Book Review: Liars Called by Stephan Morse

Here’s my newest Reedsy Discovery review, for Stephan Morse’s Liars Called.

I gave the book three stars — ⭐⭐⭐ — and summed it up as follows:

Alternately brilliant and mind-boggling, Liars Called is a complex adventure story that never quite lives up to its opening chapters.

Full review below!

Liars Called is not an easy book to review — and it’s not an easy book to read.

Author Stephen Morse begins his story with one of the more compelling opening sequences I’ve read in a while: Lance Hawthorn Underwood, currently undergoing physical therapy after a near-debilitating car accident, is invited to board a mysterious bus. (We follow this story through Lance’s journals, which include additional notes and corrections — an excellent way to keep the reader hooked.)

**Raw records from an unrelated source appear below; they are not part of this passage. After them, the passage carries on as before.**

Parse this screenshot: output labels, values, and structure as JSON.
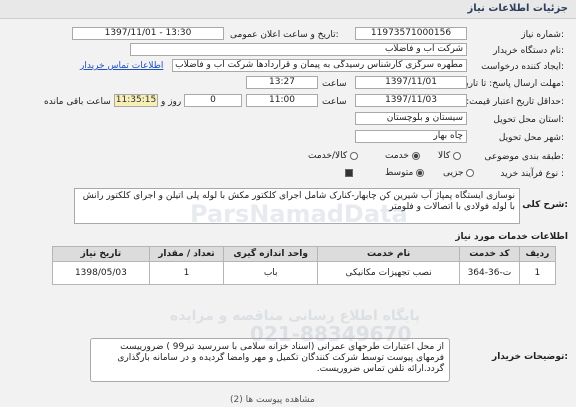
{
  "header": {
    "title": "جزئیات اطلاعات نیاز"
  },
  "form": {
    "need_number": {
      "label": "شماره نیاز:",
      "value": "11973571000156"
    },
    "public_date": {
      "label": "تاریخ و ساعت اعلان عمومی:",
      "value": "1397/11/01 - 13:30"
    },
    "buyer_org": {
      "label": "نام دستگاه خریدار:",
      "value": "شرکت آب و فاضلاب"
    },
    "requester": {
      "label": "ایجاد کننده درخواست:",
      "value": "مطهره سرگزی کارشناس رسیدگی به پیمان و قراردادها شرکت آب و فاضلاب",
      "contact_link": "اطلاعات تماس خریدار"
    },
    "reply_deadline": {
      "label": "مهلت ارسال پاسخ: تا تاریخ:",
      "date": "1397/11/01",
      "time_label": "ساعت",
      "time": "13:27"
    },
    "validity_deadline": {
      "label": "حداقل تاریخ اعتبار قیمت: تا تاریخ:",
      "date": "1397/11/03",
      "time_label": "ساعت",
      "time": "11:00",
      "days": "0",
      "days_label": "روز و",
      "remaining": "11:35:15",
      "remaining_label": "ساعت باقی مانده"
    },
    "province": {
      "label": "استان محل تحویل:",
      "value": "سیستان و بلوچستان"
    },
    "city": {
      "label": "شهر محل تحویل:",
      "value": "چاه بهار"
    },
    "category": {
      "label": "طبقه بندی موضوعی:",
      "options": [
        "کالا",
        "خدمت",
        "کالا/خدمت"
      ],
      "selected": "خدمت"
    },
    "process": {
      "label": "نوع فرآیند خرید :",
      "options": [
        "جزیی",
        "متوسط"
      ],
      "selected": "متوسط"
    }
  },
  "description": {
    "label": "شرح کلی نیاز:",
    "text": "نوسازی ایستگاه پمپاژ آب شیرین کن چابهار-کنارک شامل اجرای کلکتور مکش با لوله پلی اتیلن و اجرای کلکتور رانش با لوله فولادی با اتصالات و فلومتر"
  },
  "services": {
    "section_title": "اطلاعات خدمات مورد نیاز",
    "columns": [
      "ردیف",
      "کد خدمت",
      "نام خدمت",
      "واحد اندازه گیری",
      "تعداد / مقدار",
      "تاریخ نیاز"
    ],
    "rows": [
      {
        "row": "1",
        "code": "ت-36-364",
        "name": "نصب تجهیزات مکانیکی",
        "unit": "باب",
        "qty": "1",
        "date": "1398/05/03"
      }
    ]
  },
  "buyer_notes": {
    "label": "توضیحات خریدار:",
    "text": "از محل اعتبارات طرحهای عمرانی (اسناد خزانه سلامی با سررسید تیر99 ) ضرورییست فرمهای پیوست توسط شرکت کنندگان تکمیل و مهر وامضا گردیده و در سامانه بارگذاری گردد.ارائه تلفن تماس ضروریست."
  },
  "footer": {
    "text": "مشاهده پیوست ها (2)"
  },
  "watermark": {
    "brand": "ParsNamadData",
    "phone": "021-88349670",
    "line": "پایگاه اطلاع رسانی مناقصه و مزایده"
  }
}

Once on the bus, a creature with pointed teeth gives him some advice:

Heed the clues. The bold are quickest to die. The fearful die almost as fast. A clever man may be tempted to lie, and also die. But to survive, one must be a little of all three.

Each passenger is given a “debt card” and told that everything has a price, and for the first third of the novel we follow Lance as he learns how this new world works, how to use his debt card, and what “the bold are quickest to die” actually means.

However, the remaining two thirds of the novel never stand up to the brilliance of the opening. Once Lance understands the basic mechanics of the world, the story devolves into an extended Dungeons and Dragons session, in which characters who literally identify themselves as “the tank” and “the healer” (Lance is, of course, the rogue) slash at monsters for pages on end.

Lance repeatedly comments on the derivative nature of this world, wondering why his current situation so closely resembles D&D and video games. By the end of the book, we understand that Lance might get an answer to his question in the sequel — but many readers might not make it that far.

If I could review the opening six chapters on their own, Liars Called would get five stars.